Review: Niladri Kumar at Milton Court

Niladri Kumar. Credit: Darbar Festival

Rating: 5/5

The sitar is an instrument steeped in tradition. Developed as early as the 7th century, its form and playing style has hardly changed since then: 18 to 21 strings, each played in combination to create microtonal variations and a uniquely emotive musical language.

Changing this centuries-old formulation is no easy feat. Yet, for fifth generation sitarist Niladri Kumar, his lineage and extensive training has enabled him to deviate from the norm, electrifying the acoustic instrument and designing his own version: the zitar.

Over the past decade Kumar has been touring the world relentlessly with his zitar, incorporating western classical motifs, jazz phrasing and even rock dynamics into his Indian traditional compositions.

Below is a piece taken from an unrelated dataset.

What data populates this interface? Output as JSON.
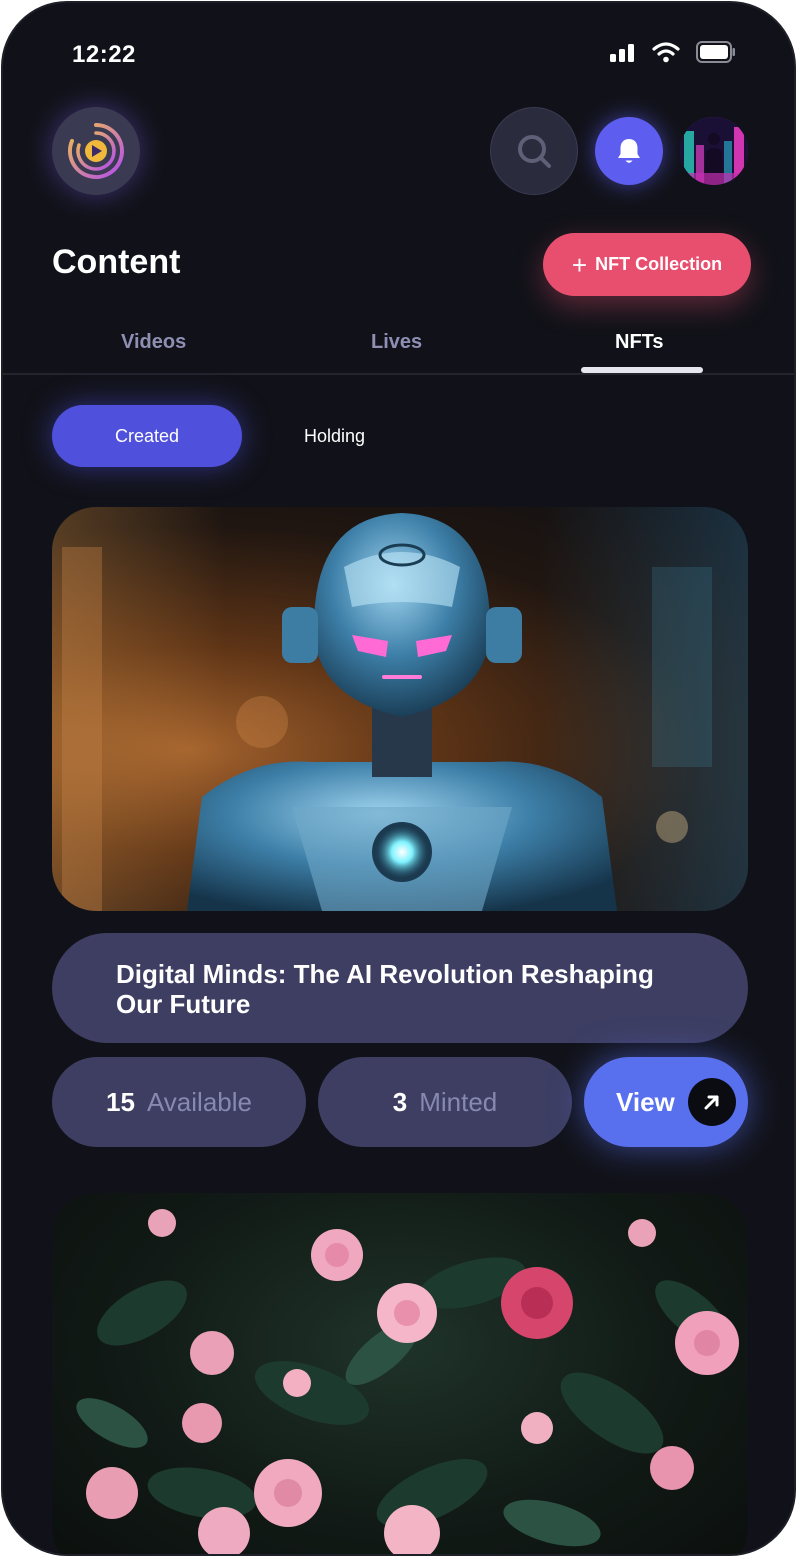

On Tuesday evening, Kumar performed this new selection of works to a sold-out crowd at the Guildhall School’s Milton Court.

Accompanied by percussionist Sukhvinder Singh, Kumar opened the two-hour performance with a plaintive solo, incorporating the tuning of his instrument into the quiet dynamics of a 14-beat cycle, entitled a ‘tala raga’. As Singh entered the fray, volume markedly increased with the dexterity of his performance on the jori. A two-drum instrument normally used for Sikh religious performances, the jori’s resonant bass underpinned Kumar’s rhythmic variations and flurries of improvisation.

The performance owed as much to jazz improvisation as it did to the cyclical formulations of Indian classical music. Dynamics and tempo increased and decreased seemingly at will with polyrhythms trading between both players without momentum ever ceasing. Singh switched to the smaller tabla drums for the second half of the performance, heralding a more subdued set of compositions before both players ended on the continual ascension of a final number.

Kumar and Singh certainly earned their standing ovation, proving that one of the longest-standing traditions of Indian music need not be traditionalist. Instead, it can captivate modern and diverse audiences without losing any of its power.